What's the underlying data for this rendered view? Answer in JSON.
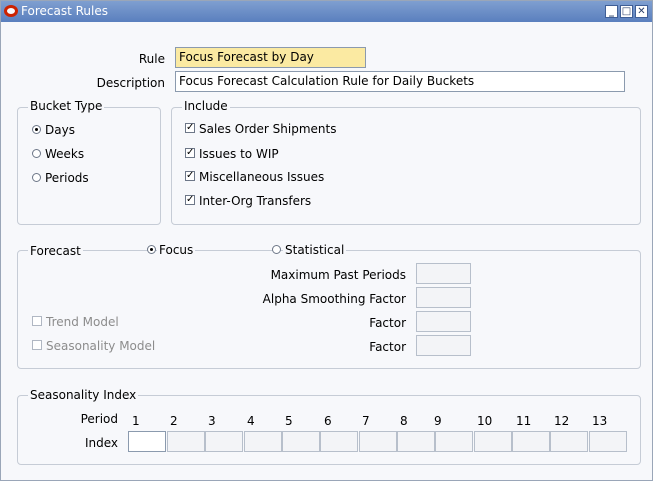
{
  "window": {
    "title": "Forecast Rules"
  },
  "form": {
    "rule_label": "Rule",
    "rule_value": "Focus Forecast by Day",
    "description_label": "Description",
    "description_value": "Focus Forecast Calculation Rule for Daily Buckets"
  },
  "bucket_type": {
    "title": "Bucket Type",
    "options": [
      {
        "label": "Days",
        "selected": true
      },
      {
        "label": "Weeks",
        "selected": false
      },
      {
        "label": "Periods",
        "selected": false
      }
    ]
  },
  "include": {
    "title": "Include",
    "items": [
      {
        "label": "Sales Order Shipments",
        "checked": true
      },
      {
        "label": "Issues to WIP",
        "checked": true
      },
      {
        "label": "Miscellaneous Issues",
        "checked": true
      },
      {
        "label": "Inter-Org Transfers",
        "checked": true
      }
    ]
  },
  "forecast": {
    "title": "Forecast",
    "focus_label": "Focus",
    "focus_selected": true,
    "statistical_label": "Statistical",
    "max_past_periods_label": "Maximum Past Periods",
    "alpha_label": "Alpha Smoothing Factor",
    "trend_model_label": "Trend Model",
    "trend_factor_label": "Factor",
    "seasonality_model_label": "Seasonality Model",
    "seasonality_factor_label": "Factor"
  },
  "seasonality_index": {
    "title": "Seasonality Index",
    "period_label": "Period",
    "index_label": "Index",
    "periods": [
      "1",
      "2",
      "3",
      "4",
      "5",
      "6",
      "7",
      "8",
      "9",
      "10",
      "11",
      "12",
      "13"
    ]
  }
}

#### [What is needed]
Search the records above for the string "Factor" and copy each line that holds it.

#### [Result for this exercise]
    "alpha_label": "Alpha Smoothing Factor",
    "trend_factor_label": "Factor",
    "seasonality_factor_label": "Factor"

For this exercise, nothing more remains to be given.